I read “Swim with the Sharks Without Being Eaten Alive” by Harvey Mackay in 1992. It was a life-changing, and career-changing, book for me, and millions of other readers (hopefully you).
The No. 1 New York Times bestseller “Swim with the Sharks” contains a hundred short business lessons that are both impactful and actionable.
After its initial success, the book has become an iconic classic, rivaling any other printed business book in the past 100 years.
Fast forward to 2011. I just finished reading Mackay’s new book, “The Mackay MBA of Selling in The Real World,” and it is with trepidation I tell you that it’s better than “Swim With The Sharks.”
If you’re reading this article, it’s probably because you already know me as a world-class expert in selling who has written and published 11 books in the past 20 years. I make it my business not to read new books because I don’t want to be influenced by, much less accused of copying, someone else’s idea or style. I have my own style. I have my own voice.
But I could not pass up the opportunity to devour the intelligence, the insight, and the strategies that Harvey Mackay has gained over the past five decades in one of the most successful writing and speaking careers.
Harvey Mackay has made a career out of networking, befriending, giving value, and selling. He sells his business and his product. More important, he sells himself. Actually, people buy Harvey Mackay. I do.
In “The Mackay MBA,” he’s taken all those characteristics and broken them down into lessons that you can use immediately in your sales life, your business life and your personal life.
One look at the sections of the book – “You,” “Imagine,” “Stick With It,” “Setbacks,” “The Championship Stride,” “Connect” and “Excel” – will give you an idea of the depth of information that will create new patterns of thinking and provide new actions you can take to become a better salesperson and a better person.

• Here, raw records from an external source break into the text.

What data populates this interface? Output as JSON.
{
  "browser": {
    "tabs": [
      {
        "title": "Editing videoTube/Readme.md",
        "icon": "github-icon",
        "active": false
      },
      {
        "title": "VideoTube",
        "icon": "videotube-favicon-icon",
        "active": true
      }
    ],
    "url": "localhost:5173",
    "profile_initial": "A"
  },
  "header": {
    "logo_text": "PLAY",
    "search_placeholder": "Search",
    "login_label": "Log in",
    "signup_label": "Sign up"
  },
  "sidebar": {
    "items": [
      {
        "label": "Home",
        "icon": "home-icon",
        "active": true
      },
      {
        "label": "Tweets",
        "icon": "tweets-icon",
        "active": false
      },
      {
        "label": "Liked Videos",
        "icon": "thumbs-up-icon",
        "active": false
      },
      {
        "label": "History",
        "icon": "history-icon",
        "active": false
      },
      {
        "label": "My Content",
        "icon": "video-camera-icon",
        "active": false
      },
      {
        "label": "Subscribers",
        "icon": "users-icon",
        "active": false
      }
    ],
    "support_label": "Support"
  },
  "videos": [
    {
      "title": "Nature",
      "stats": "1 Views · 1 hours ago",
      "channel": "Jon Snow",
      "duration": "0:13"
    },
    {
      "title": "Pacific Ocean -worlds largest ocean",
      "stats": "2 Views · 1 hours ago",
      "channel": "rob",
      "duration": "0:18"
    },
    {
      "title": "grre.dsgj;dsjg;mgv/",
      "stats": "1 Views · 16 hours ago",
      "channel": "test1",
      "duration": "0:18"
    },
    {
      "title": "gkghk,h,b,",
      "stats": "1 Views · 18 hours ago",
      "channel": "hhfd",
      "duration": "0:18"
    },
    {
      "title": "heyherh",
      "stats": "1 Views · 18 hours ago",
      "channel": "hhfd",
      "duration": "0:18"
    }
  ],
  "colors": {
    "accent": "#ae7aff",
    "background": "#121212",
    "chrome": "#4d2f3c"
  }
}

Here are a few chapter titles so you can get an idea of the diversity and completeness of content, so when you read “MBA” in the title you will know how complete the book is: